sundry datamining

Last week I posted about the Genesis wolf3d-clone Zero Tolerance. I was tempted to play it, but instead went and did some datamining.

The game apparently already had a level editor, but it was nearly completely non-graphical to the point of being useless. I assume the reason for this is that the game’s 3D engine used a non-standard graphics format.

To help locate and decipher the game’s graphics data, I used Brad Smith’s Binxelview, which is an invaluable tool for reverse engineering any kind of uncompressed grid-based data format.

Given that the game is a raycaster on a limited environment, I figured that the graphics were uncompressed and stored column-wise. Binxelview helped quickly confirm this hypothesis. I found that the game’s textures are 32x32 pixels, with 4-bits-per-pixel of color, and stored column-wise in a weird fashion — each column of data is 2 pixels wide (or rather, 1 byte wide). With that knowledge, I could rip the game’s 255 wall-textures:

This texture format applies to every texture in the game, including enemies, like these crabs-like fellows:


Now, regarding the wall textures, I noticed that in the game a single block on the map appeared to be 4 textures wide and 2 textures tall. I hypothesized several ways this could have been encoded, and used a hex editor to search for a pattern until I came up with a correct hypothesis. This approach worked (eventually). I found that each of the game’s 3 “worlds” began with data that defined how these bigger textures (“metatextures”) were assembled. Here’s what the metatexture set of the first world (the space station) looks like:

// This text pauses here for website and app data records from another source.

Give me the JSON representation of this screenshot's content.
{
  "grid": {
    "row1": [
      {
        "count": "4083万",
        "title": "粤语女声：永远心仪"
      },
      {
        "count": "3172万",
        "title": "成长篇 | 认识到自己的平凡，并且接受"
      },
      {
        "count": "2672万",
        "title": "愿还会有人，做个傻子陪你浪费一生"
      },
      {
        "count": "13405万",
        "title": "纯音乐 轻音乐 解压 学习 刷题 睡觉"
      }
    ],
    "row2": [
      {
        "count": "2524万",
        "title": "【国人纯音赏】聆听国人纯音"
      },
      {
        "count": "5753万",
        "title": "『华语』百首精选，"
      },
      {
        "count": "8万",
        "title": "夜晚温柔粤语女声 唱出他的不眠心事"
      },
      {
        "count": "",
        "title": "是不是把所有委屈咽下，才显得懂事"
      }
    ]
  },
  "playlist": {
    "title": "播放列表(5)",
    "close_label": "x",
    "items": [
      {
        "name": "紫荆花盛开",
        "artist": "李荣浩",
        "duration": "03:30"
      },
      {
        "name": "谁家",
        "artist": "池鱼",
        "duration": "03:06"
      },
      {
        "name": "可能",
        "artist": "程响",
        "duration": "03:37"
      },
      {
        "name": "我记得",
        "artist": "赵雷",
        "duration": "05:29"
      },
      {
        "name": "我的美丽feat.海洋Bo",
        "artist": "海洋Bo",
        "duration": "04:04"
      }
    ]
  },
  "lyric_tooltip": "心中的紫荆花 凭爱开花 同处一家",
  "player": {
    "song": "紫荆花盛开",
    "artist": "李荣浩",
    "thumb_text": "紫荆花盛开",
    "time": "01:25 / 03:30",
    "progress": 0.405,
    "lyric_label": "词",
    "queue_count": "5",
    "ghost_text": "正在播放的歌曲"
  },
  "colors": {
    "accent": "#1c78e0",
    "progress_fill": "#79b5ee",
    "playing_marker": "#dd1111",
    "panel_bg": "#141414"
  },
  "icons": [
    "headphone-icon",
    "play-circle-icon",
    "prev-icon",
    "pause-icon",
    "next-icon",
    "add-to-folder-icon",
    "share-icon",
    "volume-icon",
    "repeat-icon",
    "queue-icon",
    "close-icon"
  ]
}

(Billboarded sprites appear to use a different format to assemble themselves.)

Now, regarding what I said about “worlds”, each world in the ROM appears to begin with the ASCII string “ZMAP”, which looks like this in a hex editor:


If we fiddle around this area in Binxelview, a structure begins to become apparent:


The level data is easy to see. Each level is a 32x32 block sized thing, and located right next to each other. Before the level data, I was able to find three different chunks of data. There’s the definitions for all 256 possible metatextures, then what I assume is a list of what metatextures each of the 256 map blocks uses, and then what I assume are the properties for each of those map blocks. After the level data and before the next occurence of “ZMAP” in the ROM is some data that is probably important but I don’t yet understand.

so yeah, I’m not sure where I’m going to go with this… maybe not a full-fledged level editor, but a level viewer would at least be nice. the real pipe dream though would be to give this thing a 4K HD remaster, but that’s still a long shot at the moment.

If you’re really curious you can look at the code I wrote here.

Feel free to post in here about your own datamining adventures!


When I did a partial Phoenix Wright 3 fan translation, a similar tile-oriented visualizer was really useful to figure out the layout of the ROM. The font glyphs were the only thing that I could see per se in the vizualization, but the various gibberish color patterns had distinctly different styles such that I could tell mystery data X started at this offset, mystery data Y started at another offset, and then I could examine the start of them to check for characteristic compression format headers, and check the code blocks to see where the address of the start offset was mentioned. I found it overall surprisingly easy to unravel because nobody planned to obsfuscate anything.